Worst Games: Tough going past that three-week trot in the middle of the year that proved the final straw to break Price's back, 108 points in three matches culminated in a downright awful showing at Parramatta where they made 19 errors and were lucky to concede only six tries. Late season losses to the Roosters (30-22 in Round 22) and the Panthers (16-4 the next week) stalled the healthy momentum they'd built and proved costly when it boiled down to crunch time a fortnight later against Brisbane, while their final round 40-10 capitulation to the Knights looked to be little more than Mad Monday kicking off 24 hours early for the 17 involved.

Hold Your Head High: Gareth and Benji has a certain ring to it, and after a few teething problems they proved themselves the most potent halves pairing the Rev V has had in years. With 25 try assists between them in the 15 games they've come together at the scrum base, the future looks pretty rosy for these two, particularly with a full pre-season to hone their combination. Outside them the likes of Morris and Nightingale were their typical acrobatic, 'did-he-just-do that?' inducing selves, while Dugan thrived at left centre. In the pack Trent Merrin proved himself a tower of strength and a representative mainstay of the future despite playing out the season busted, while Leeson Ah Mau nailed down a deserved starting spot after five years of being on the first grade periphery.

Conclusion: It's no secret the Dragons are still short a quality front-rower or two to help share the load up front with Merrin, but a dearth of top-notch props on the market doesn't help their cause. But with McGregor in it for the long haul, one of the most exciting backlines in the comp and a class halves combo to service it, there's plenty of reason for the club and the most parochial fans in the league to be eyeing a return to finals footy in 2015.

SEASON STATISTICS
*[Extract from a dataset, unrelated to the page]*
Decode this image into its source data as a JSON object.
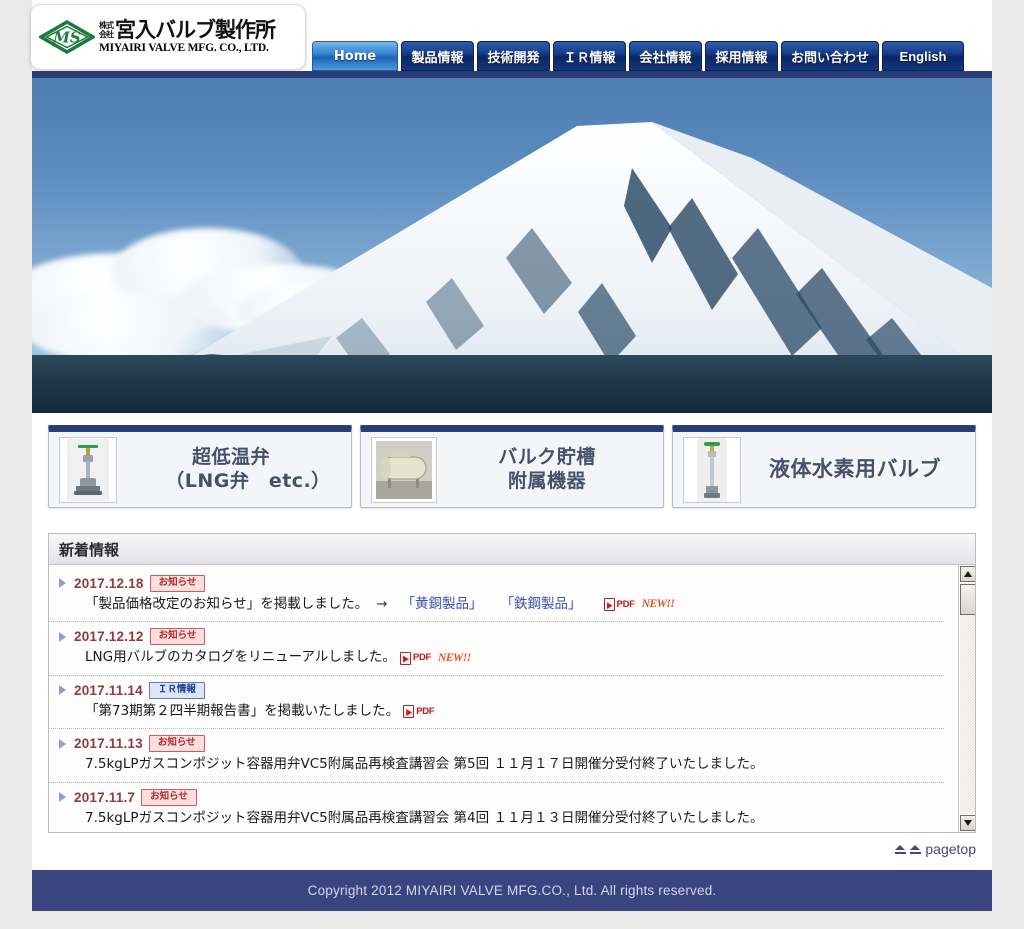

Wins: 11
Losses: 13
Position: 11th
Home Record: 6-6
Away Record: 5-7
Longest Winning Streak: 3 (Rounds 1-3, Rounds 15-17)
Longest Losing Streak: 4 (Rounds 8-12)
Players Used: 28
Tries Scored (after 26 rounds): 86
Tries Conceded (after 26 rounds): 92